Quality studies documenting improved quality of life and morbidity and mortality have not been documented in primary aldosteronism. Medical management appears to be effective at controlling blood pressure in patients with primary aldosteronism. However, these medications are associated with side effects, as discussed above, to varying degrees.

What is the evidence?

Conn, JW, Louis, LH. “Primary aldosteronism, a new clinical entity”. Ann Intern Med. vol. 44. 1956. pp. 1-15.

Mulatero, P, Stowasser, M, Loh, KC. “Increased diagnosis of primary aldosteronism, including surgically correctable forms, in centers from five continents”. J Clin Endocrinol Metab. vol. 89. 2004. pp. 1045-50.

Funder, JW, Carey, RM, Fardella, C. “Case detection, diagnosis, and treatment of patients with primary aldosteronism: an endocrine society clinical practice guideline”. J Clin Endocrinol Metab. vol. 93. 2008. pp. 3266-81.

Martinez-Aguayo, A, Aglony, M, Campino, C. “Aldosterone, plasma renin activity, and aldosterone/renin ratio in a normotensive healthy pediatric population”. Hypertension. vol. 56. 2010. pp. 391-6.

Nimkarn, S, New, MI. “Steroid 11beta-hydroxylase deficiency congenital adrenal hyperplasia”. Trends Endocrinol Metab. vol. 19. 2008. pp. 96-9.

Mimouni, M, Kaufman, H, Roitman, A. “Hypertension in a neonate with 11 beta-hydroxylase deficiency”. Eur J Pediatr. vol. 143. 1985. pp. 231-3.

Wilson, R, Nimkarn, S, New, M. “Apparent mineralocorticoid excess”. Trends Endocrinol Metab. vol. 12. 2001. pp. 104-11.

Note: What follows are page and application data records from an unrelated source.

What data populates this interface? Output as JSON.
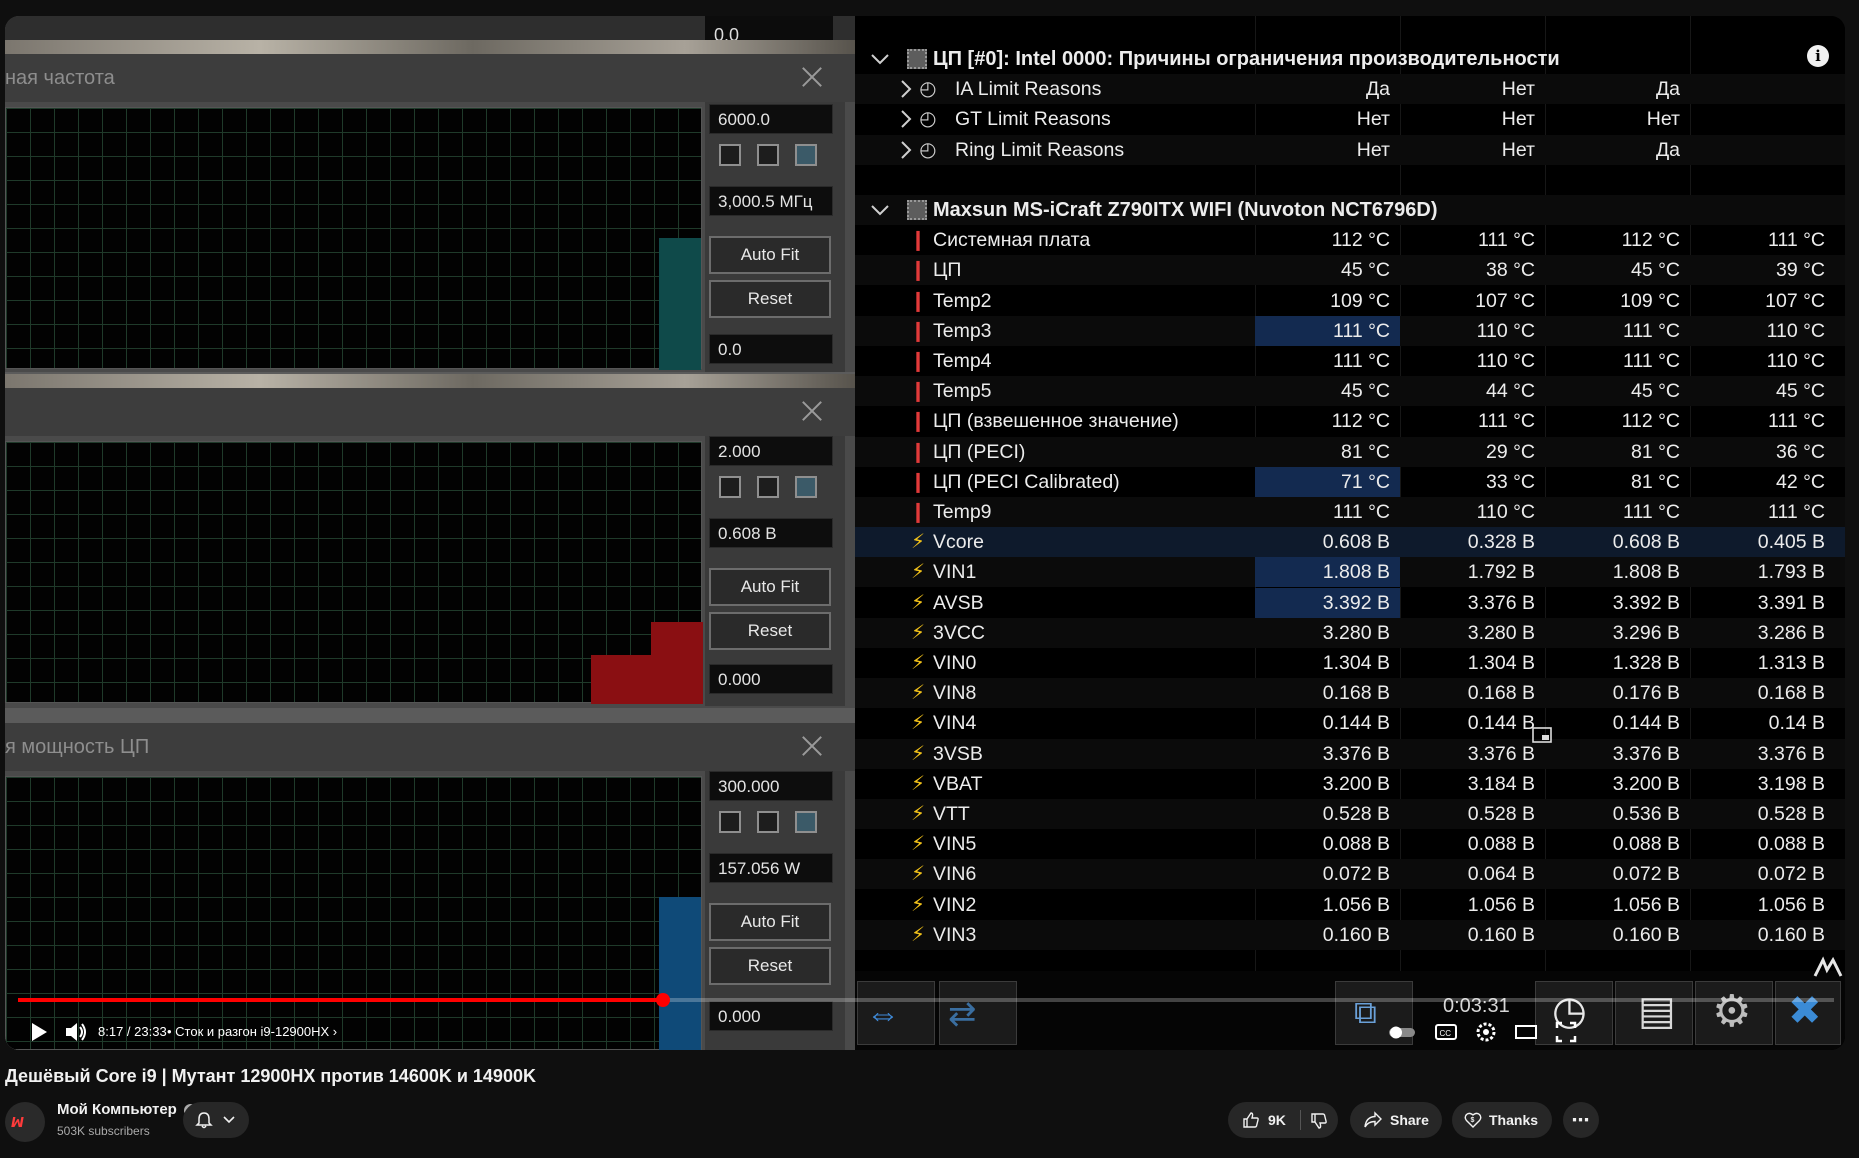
{
  "graphs": {
    "top_value": "0.0",
    "windows": [
      {
        "title": "ная частота",
        "max": "6000.0",
        "current": "3,000.5 МГц",
        "min": "0.0",
        "autofit": "Auto Fit",
        "reset": "Reset",
        "bar_color": "#0f4a4a"
      },
      {
        "title": "",
        "max": "2.000",
        "current": "0.608 В",
        "min": "0.000",
        "autofit": "Auto Fit",
        "reset": "Reset",
        "bar_color": "#8a0f12"
      },
      {
        "title": "я мощность ЦП",
        "max": "300.000",
        "current": "157.056 W",
        "min": "0.000",
        "autofit": "Auto Fit",
        "reset": "Reset",
        "bar_color": "#0f4a78"
      }
    ]
  },
  "sensors": {
    "group1": {
      "title": "ЦП [#0]: Intel 0000: Причины ограничения производительности",
      "rows": [
        {
          "label": "IA Limit Reasons",
          "v1": "Да",
          "v2": "Нет",
          "v3": "Да",
          "v4": ""
        },
        {
          "label": "GT Limit Reasons",
          "v1": "Нет",
          "v2": "Нет",
          "v3": "Нет",
          "v4": ""
        },
        {
          "label": "Ring Limit Reasons",
          "v1": "Нет",
          "v2": "Нет",
          "v3": "Да",
          "v4": ""
        }
      ]
    },
    "group2": {
      "title": "Maxsun MS-iCraft Z790ITX WIFI (Nuvoton NCT6796D)",
      "temps": [
        {
          "label": "Системная плата",
          "v1": "112 °C",
          "v2": "111 °C",
          "v3": "112 °C",
          "v4": "111 °C"
        },
        {
          "label": "ЦП",
          "v1": "45 °C",
          "v2": "38 °C",
          "v3": "45 °C",
          "v4": "39 °C"
        },
        {
          "label": "Temp2",
          "v1": "109 °C",
          "v2": "107 °C",
          "v3": "109 °C",
          "v4": "107 °C"
        },
        {
          "label": "Temp3",
          "v1": "111 °C",
          "v2": "110 °C",
          "v3": "111 °C",
          "v4": "110 °C"
        },
        {
          "label": "Temp4",
          "v1": "111 °C",
          "v2": "110 °C",
          "v3": "111 °C",
          "v4": "110 °C"
        },
        {
          "label": "Temp5",
          "v1": "45 °C",
          "v2": "44 °C",
          "v3": "45 °C",
          "v4": "45 °C"
        },
        {
          "label": "ЦП (взвешенное значение)",
          "v1": "112 °C",
          "v2": "111 °C",
          "v3": "112 °C",
          "v4": "111 °C"
        },
        {
          "label": "ЦП (PECI)",
          "v1": "81 °C",
          "v2": "29 °C",
          "v3": "81 °C",
          "v4": "36 °C"
        },
        {
          "label": "ЦП (PECI Calibrated)",
          "v1": "71 °C",
          "v2": "33 °C",
          "v3": "81 °C",
          "v4": "42 °C"
        },
        {
          "label": "Temp9",
          "v1": "111 °C",
          "v2": "110 °C",
          "v3": "111 °C",
          "v4": "111 °C"
        }
      ],
      "volts": [
        {
          "label": "Vcore",
          "v1": "0.608 В",
          "v2": "0.328 В",
          "v3": "0.608 В",
          "v4": "0.405 В"
        },
        {
          "label": "VIN1",
          "v1": "1.808 В",
          "v2": "1.792 В",
          "v3": "1.808 В",
          "v4": "1.793 В"
        },
        {
          "label": "AVSB",
          "v1": "3.392 В",
          "v2": "3.376 В",
          "v3": "3.392 В",
          "v4": "3.391 В"
        },
        {
          "label": "3VCC",
          "v1": "3.280 В",
          "v2": "3.280 В",
          "v3": "3.296 В",
          "v4": "3.286 В"
        },
        {
          "label": "VIN0",
          "v1": "1.304 В",
          "v2": "1.304 В",
          "v3": "1.328 В",
          "v4": "1.313 В"
        },
        {
          "label": "VIN8",
          "v1": "0.168 В",
          "v2": "0.168 В",
          "v3": "0.176 В",
          "v4": "0.168 В"
        },
        {
          "label": "VIN4",
          "v1": "0.144 В",
          "v2": "0.144 В",
          "v3": "0.144 В",
          "v4": "0.14 В"
        },
        {
          "label": "3VSB",
          "v1": "3.376 В",
          "v2": "3.376 В",
          "v3": "3.376 В",
          "v4": "3.376 В"
        },
        {
          "label": "VBAT",
          "v1": "3.200 В",
          "v2": "3.184 В",
          "v3": "3.200 В",
          "v4": "3.198 В"
        },
        {
          "label": "VTT",
          "v1": "0.528 В",
          "v2": "0.528 В",
          "v3": "0.536 В",
          "v4": "0.528 В"
        },
        {
          "label": "VIN5",
          "v1": "0.088 В",
          "v2": "0.088 В",
          "v3": "0.088 В",
          "v4": "0.088 В"
        },
        {
          "label": "VIN6",
          "v1": "0.072 В",
          "v2": "0.064 В",
          "v3": "0.072 В",
          "v4": "0.072 В"
        },
        {
          "label": "VIN2",
          "v1": "1.056 В",
          "v2": "1.056 В",
          "v3": "1.056 В",
          "v4": "1.056 В"
        },
        {
          "label": "VIN3",
          "v1": "0.160 В",
          "v2": "0.160 В",
          "v3": "0.160 В",
          "v4": "0.160 В"
        }
      ]
    },
    "timer": "0:03:31"
  },
  "player": {
    "time": "8:17 / 23:33",
    "chapter": "• Сток и разгон i9-12900HX",
    "progress_fraction": 0.355
  },
  "video": {
    "title": "Дешёвый Core i9 | Мутант 12900HX против 14600K и 14900K",
    "channel": "Мой Компьютер",
    "subscribers": "503K subscribers",
    "likes": "9K",
    "share": "Share",
    "thanks": "Thanks"
  },
  "colors": {
    "accent": "#ff0000",
    "selection": "#132a50",
    "volt_icon": "#f2c21a",
    "temp_icon": "#e23a3a"
  }
}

Farese, RV, Biglieri, EG, Shackleton, CH. “Licorice-induced hypermineralocorticoidism”. N Engl J Med. vol. 325. 1991. pp. 1223-7.

Marshall, I, Nimkarn, S.

Mircescu, H, Wilkin, F, Paquette, J. “Molecular characterization of a pediatric pheochromocytoma with suspected bilateral disease”. J Pediatr. vol. 138. 2001. pp. 269-73.

Dubois, R, Chappuis, J. “[Pheochromocytoma: pediatric features]”. Arch Pediatr. vol. 4. 1997. pp. 1217-25.

Stenson, PD, Mort, M, Ball, EV. “The Human Gene Mutation Database: 2008 update”. Genome Med. vol. 1. 2009. pp. 13

Sutherland, D, Ruse, J, Laidlaw, J. “Hypertension, increased aldosterone secretion and low plasma renin activity relieved by dexamethasone”. Can Med Assoc J. vol. 95. 1966. pp. 1109-19.

New, MI, Geller, DS, Fallo, F, Wilson, RC. “Monogenic low renin hypertension”. Trends Endocrinol Metab. vol. 16. 2005. pp. 92-97.

Kaplan, NM. “The current epidemic of primary aldosteronism: causes and consequences”. J Hypertens. vol. 22. 2004. pp. 863-9.

Young, WF, Stanson, AW, Thompson, GB. “Role for adrenal venous sampling in primary aldosteronism”. Surgery. vol. 136. 2004. pp. 1227-35.

Li, JS, Flynn, JT, Portman, R. “The efficacy and safety of the novel aldosterone antagonist eplerenone in children with hypertension: a randomized, double-blind, dose-response study”. J Pediatr. vol. 157. pp. 282-7.